2. Meeting enterprise needs better

GitHub Actions is notorious for having poor uptime, with outages at least once a week. Buildkite, on the other hand, is a lot more reliable, as reflected in its uptime status page.

Buildkite also has a better audit trail and permissions system, which is less useful for a small company but becomes more useful as an organization grows.

Cloning a repo during CI could be slow for large companies, especially those with large monorepos. Buildkite has a feature called git mirrors that helps clone repos faster. During a git clone, an agent hits the git mirror on the same host machine, so it never repeatedly downloads it from the internet. Cloning from the git mirror is substantially faster since it uses direct disk access rather than hitting any network. This feature is easy to set up and can be enabled by configuring the cloud formation code to enable git mirrors and configuring the git clone flags to ensure the agent sets up a mirror on the host machine.

3. Deeper test analytics and observability into flaky tests

This feature is truly missing from GitHub, which lacks even the most basic observability into the health of a test suite. To overcome this shortcoming, many companies using GitHub Actions use Datadog’s offerings for insights into workflow analytics and flaky tests.

Especially when you have a large test suite, it's important to have a good understanding of the health of your test suite since flaky and failing tests often impede developer velocity. Buildkite lets you get a detailed overview of your test suite's health. It shows you the number of tests that are passing, failing, and flaky. It also helps you rank your tests by least reliable and slow.

They have test collectors defined for the most popular languages and frameworks. These collectors can collect test results and metadata from your test suite and send them to Buildkite, which can be viewed in their dashboard.

GitHub Actions lacks this through and through and is a major shortcoming of Actions as a CI system today.

4. Automatic retries are a first-class primitive in the DSL.

Buildkite has an automatic retries feature that allows you to automatically retry a step if it fails.

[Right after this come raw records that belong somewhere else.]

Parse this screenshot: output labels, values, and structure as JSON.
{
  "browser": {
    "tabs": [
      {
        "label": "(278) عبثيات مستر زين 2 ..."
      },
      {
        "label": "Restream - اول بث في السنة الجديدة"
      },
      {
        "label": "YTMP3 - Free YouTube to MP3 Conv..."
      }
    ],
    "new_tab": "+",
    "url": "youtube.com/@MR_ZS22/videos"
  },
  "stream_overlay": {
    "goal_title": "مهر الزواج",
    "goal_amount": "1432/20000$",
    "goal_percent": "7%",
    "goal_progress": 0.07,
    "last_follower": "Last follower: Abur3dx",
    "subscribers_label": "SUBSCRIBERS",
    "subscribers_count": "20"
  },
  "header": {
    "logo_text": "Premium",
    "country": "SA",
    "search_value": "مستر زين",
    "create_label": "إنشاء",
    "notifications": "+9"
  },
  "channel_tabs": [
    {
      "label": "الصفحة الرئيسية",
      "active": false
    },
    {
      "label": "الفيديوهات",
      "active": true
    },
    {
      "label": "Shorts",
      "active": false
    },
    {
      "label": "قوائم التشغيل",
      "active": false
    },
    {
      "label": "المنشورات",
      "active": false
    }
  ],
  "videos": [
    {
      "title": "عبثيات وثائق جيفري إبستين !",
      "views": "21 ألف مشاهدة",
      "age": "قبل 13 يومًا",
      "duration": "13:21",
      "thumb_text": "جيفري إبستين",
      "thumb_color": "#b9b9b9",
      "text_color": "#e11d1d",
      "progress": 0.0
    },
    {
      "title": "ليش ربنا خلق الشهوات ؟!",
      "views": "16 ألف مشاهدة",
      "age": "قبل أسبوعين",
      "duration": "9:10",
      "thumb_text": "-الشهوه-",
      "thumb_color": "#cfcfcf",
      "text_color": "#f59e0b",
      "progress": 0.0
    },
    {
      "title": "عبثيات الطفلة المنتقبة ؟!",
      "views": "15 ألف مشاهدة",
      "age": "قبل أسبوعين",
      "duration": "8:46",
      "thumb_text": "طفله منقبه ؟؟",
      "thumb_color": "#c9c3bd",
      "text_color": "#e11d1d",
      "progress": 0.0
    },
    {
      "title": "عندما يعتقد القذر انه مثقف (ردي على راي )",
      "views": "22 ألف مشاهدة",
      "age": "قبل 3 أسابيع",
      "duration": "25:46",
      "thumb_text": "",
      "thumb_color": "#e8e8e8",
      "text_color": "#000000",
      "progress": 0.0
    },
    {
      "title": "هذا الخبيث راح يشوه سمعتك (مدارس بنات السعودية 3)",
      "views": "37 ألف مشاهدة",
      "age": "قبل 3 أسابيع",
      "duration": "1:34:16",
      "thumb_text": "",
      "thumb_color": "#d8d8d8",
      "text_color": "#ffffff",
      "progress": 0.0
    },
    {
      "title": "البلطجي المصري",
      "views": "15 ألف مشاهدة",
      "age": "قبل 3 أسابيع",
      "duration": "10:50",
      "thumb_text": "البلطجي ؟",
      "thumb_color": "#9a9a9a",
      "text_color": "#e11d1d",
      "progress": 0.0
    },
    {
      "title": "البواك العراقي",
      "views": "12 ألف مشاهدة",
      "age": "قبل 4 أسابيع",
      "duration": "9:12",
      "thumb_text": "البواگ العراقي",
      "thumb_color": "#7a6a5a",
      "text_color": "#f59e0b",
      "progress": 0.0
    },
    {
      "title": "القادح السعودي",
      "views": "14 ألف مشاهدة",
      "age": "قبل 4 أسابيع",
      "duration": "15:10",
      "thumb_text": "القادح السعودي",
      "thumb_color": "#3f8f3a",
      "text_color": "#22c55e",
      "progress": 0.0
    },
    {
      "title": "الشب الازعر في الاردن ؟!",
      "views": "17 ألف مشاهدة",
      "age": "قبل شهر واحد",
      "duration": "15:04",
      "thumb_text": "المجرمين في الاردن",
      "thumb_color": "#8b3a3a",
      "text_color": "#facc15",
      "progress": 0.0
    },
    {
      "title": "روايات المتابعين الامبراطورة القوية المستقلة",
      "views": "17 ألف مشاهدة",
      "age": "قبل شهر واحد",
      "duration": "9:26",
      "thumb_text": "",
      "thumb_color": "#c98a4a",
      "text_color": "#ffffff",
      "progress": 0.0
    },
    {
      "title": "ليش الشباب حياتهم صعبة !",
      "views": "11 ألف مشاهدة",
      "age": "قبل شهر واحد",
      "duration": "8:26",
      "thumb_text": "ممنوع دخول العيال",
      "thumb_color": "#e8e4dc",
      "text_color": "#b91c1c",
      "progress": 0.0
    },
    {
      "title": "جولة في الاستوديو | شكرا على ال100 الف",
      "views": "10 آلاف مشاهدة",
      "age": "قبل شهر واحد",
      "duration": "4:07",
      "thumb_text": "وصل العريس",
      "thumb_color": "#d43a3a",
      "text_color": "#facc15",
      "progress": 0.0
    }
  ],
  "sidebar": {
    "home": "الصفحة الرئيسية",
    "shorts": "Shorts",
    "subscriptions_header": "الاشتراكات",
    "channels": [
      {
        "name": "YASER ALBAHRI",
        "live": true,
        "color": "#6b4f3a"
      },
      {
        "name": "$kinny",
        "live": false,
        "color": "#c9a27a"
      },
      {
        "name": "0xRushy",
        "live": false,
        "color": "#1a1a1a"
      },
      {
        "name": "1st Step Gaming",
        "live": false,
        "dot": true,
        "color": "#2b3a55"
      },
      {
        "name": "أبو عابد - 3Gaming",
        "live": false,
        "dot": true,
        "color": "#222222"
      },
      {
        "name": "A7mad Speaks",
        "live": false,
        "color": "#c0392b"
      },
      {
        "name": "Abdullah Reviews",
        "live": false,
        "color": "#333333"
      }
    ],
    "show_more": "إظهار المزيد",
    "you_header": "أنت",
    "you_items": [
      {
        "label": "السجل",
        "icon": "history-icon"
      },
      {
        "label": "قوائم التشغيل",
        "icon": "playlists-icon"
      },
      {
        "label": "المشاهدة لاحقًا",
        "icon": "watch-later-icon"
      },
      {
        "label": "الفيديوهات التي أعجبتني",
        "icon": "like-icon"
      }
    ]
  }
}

They allow you to specify conditions under which to rerun and how many times a step could be rerun. This configurability is helpful since you might want to retry during a failing test but not retry during a deployment.

Below is an actual example. We specify that if the exit_status is 5, we want to retry it twice automatically, zero times if it is 3, and once more in all other cases.

  - label: "Tests"
    command: ""
        - exit_status: 5
	      limit: 2
	    - exit_status: 3
		  limit: 0
	    - exit_status: "*"
		  limit: 1

This is especially useful in the case of flaky tests. Developers often close and open their pull requests to rerun CI because of flaky tests, hoping that CI will succeed in the next attempt.

Having retries in place can help lower the likelihood of flaky tests preventing a developer from merging code. In an ideal world, no test is flaky, but this is rarely true.

One could argue that retrying is not the solution for flaky tests; it merely papers over the flakiness. However, Buildkite has a dashboard that contains information about which steps were automatically retried, and this allows you to observe your test health and can help you identify flaky tests better.

Although GitHub Actions does not have retries baked into its DSL, third-party actions like this allow you to retry a step when it fails. Since such actions are not first-party, they are not as well-known or widely adopted. Moreover, there is no dashboard or way to visualize and understand how often a given step was retried.

At Blacksmith, we seek ways to bridge this gap between GitHub Actions and Buildkite. We see no reason enterprises shouldn't be able to write their code and run their tests in the GitHub ecosystem. We'd love to hear from you if you're currently using GitHub Actions and are looking to migrate or have migrated to Buildkite. If you want to talk to us, don't hesitate to contact us at